As printed in the Wetherby News on Thursday 2nd February 2017.
It has been said that you should judge a society by the way it treats its elderly. If this is true then Wetherby should be looked upon as an example of how to get it right.
Last Saturday I joined an army of helpers, including Town Mayor Norma Harrington, local MP Alec Shelbrooke and Wetherby Councillor Alan Lamb, to dish up a feast to over one hundred pensioners at the annual senior citizens’ lunch.
The event, paid for and organised by volunteers in the Wetherby Lions Club, was – aside from being a good old knees up, a positive story in what otherwise feels like a mixture of pessimism when it comes to talking about issues related to adult social care.
This was no better exemplified than at a recent meeting of Leeds City Council.
Across the political divide there exists an agreement that further reform is needed in the way councils fund adult social care. Where discord arises, however, is how a solution to the problem can be found. Pressures on social care budgets have no singular cause and neither will the solution be one-dimensional.
Since 1997 the UK has seen a 37 per cent rise in its population aged 85 and over. Investment in pharmaceutical research and development has led to the licencing of new medicines that are saving lives, which alongside pensioners enjoying more active lifestyles has led to people living longer than ever before.
These successes, welcome as they are, have led to a problem rarely admitted in public health debate: people are living longer and the state hasn’t prepared for the cost of these extra personal health and care requirements.
This specific pressure has been on the horizon for decades but until recently health policy seemed to focus more on a catch-all national health service than on an adult social care system with the ability to relieve pressure on hospitals and health services.
Last year the government spent £140 billion on health services, of which £107 billion alone was spent on the NHS.
These figures are significant, not least because it’s the most any government has ever spent on the NHS – between 2009/10 and 2019/20 spending on the NHS in England will have risen by nearly £35 billion, yet we’re still told by the clinicians responsible for delivering services that this funding still isn’t enough.
At the same time we have increasing tension in adult social care budgets.
Consequently, political debate at Leeds City Council has turned to the issue of financial management and there is an ever-growing need for sensible evidence-based discussion on basic income and expenditure.

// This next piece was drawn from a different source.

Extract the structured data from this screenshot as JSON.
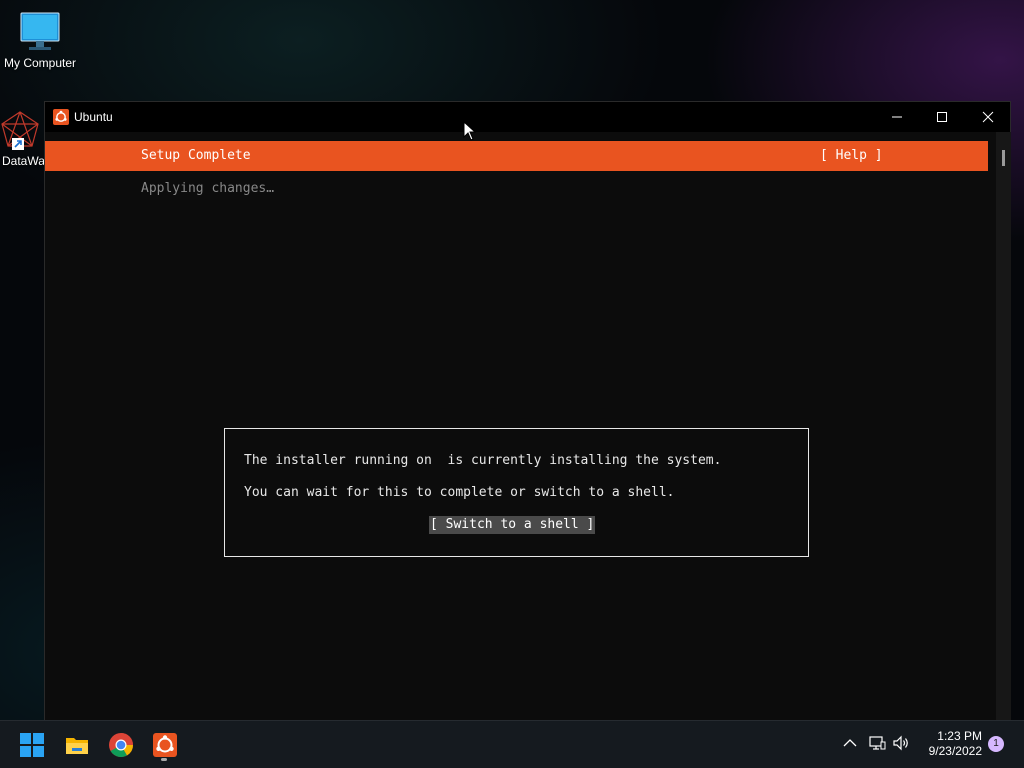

It is for this reason that it was all the more vexing when councillors on the ruling benches chose to respond to this issue be bringing forward a motion to rehash all the old failed arguments of their former student politics societies: socialism versus capitalism, public versus private, tax versus spend.
The Chamber heard calls for a punitive earning cap on workers in the UK with a new tax band of one hundred per cent on people earning larger salaries (ignoring the fact that the top 1 per cent of earners in the UK currently pay 27 per cent of all income tax collected). We heard declarations that the ruling benches believe the public sector is good and the private sector bad (even though it is tax revenue collected from activity in the private sector that funds expenditure in the public sector). Finally, we heard calls for a bombshell rise in corporation tax rates (even though economic practise highlights that tax rate reductions result in a smaller loss in revenue than would otherwise be expected as a consequence of tax increases).
All of these arguments made for an interesting flashback to Militant debates of the 1980s, but none provided solutions to pressures in Leeds’ social care system.
The sad truth is, until councillors in Leeds stop rehearsing old political rhetoric and get to grips with how to properly fund adult social care, the first-class way in which third sector organisations treat our elderly in the Wetherby area will be overshadowed by the failure of those responsible for doing so in local government.